EXERCISE DETAILS. Copy every line that contains the string "screenshot" from the entries below.

(Entries from a dataset of interfaces)
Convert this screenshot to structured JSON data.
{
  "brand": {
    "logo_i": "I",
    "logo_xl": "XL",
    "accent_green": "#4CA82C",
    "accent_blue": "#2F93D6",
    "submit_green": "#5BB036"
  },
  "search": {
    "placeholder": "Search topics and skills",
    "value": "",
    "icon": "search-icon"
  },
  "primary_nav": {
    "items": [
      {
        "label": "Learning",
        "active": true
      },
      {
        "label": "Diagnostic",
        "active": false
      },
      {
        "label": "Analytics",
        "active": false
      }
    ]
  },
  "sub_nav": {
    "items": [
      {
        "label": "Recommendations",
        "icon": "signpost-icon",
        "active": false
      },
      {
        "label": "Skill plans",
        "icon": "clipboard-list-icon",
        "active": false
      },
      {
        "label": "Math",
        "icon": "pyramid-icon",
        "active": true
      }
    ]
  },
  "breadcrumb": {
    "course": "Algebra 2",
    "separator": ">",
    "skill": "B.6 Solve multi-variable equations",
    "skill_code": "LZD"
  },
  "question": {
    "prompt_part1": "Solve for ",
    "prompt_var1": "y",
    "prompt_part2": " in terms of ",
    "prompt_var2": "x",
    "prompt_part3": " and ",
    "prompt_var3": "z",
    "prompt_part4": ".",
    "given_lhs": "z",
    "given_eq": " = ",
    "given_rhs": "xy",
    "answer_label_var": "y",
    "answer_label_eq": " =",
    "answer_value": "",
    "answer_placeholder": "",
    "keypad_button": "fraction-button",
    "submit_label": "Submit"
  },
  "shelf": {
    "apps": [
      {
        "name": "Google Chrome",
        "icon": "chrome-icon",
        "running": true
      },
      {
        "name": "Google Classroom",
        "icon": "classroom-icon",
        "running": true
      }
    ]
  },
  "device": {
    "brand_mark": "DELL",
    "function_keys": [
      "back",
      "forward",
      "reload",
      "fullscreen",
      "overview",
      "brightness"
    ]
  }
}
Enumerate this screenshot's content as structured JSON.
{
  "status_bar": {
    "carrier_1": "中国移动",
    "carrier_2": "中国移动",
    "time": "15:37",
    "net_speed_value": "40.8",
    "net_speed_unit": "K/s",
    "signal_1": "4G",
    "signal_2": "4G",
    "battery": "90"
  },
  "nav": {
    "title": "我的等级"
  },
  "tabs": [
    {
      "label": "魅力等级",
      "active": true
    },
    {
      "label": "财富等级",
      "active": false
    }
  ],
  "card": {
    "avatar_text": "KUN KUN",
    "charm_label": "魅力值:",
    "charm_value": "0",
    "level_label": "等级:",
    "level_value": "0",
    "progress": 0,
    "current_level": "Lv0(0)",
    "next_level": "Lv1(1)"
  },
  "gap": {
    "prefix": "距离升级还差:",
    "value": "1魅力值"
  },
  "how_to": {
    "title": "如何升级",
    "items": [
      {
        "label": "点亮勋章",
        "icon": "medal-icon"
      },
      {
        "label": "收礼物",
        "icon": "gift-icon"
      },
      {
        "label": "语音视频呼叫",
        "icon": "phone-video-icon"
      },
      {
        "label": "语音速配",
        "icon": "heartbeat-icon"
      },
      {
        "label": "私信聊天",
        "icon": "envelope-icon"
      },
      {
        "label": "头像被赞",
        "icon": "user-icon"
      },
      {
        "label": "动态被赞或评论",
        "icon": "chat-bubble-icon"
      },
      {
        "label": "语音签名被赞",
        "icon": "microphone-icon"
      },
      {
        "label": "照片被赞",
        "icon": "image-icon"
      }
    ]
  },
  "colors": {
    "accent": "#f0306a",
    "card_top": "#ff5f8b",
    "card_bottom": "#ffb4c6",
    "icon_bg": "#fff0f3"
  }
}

OUTPUT FOR THIS TASK.
Convert this screenshot to structured JSON data.
Enumerate this screenshot's content as structured JSON.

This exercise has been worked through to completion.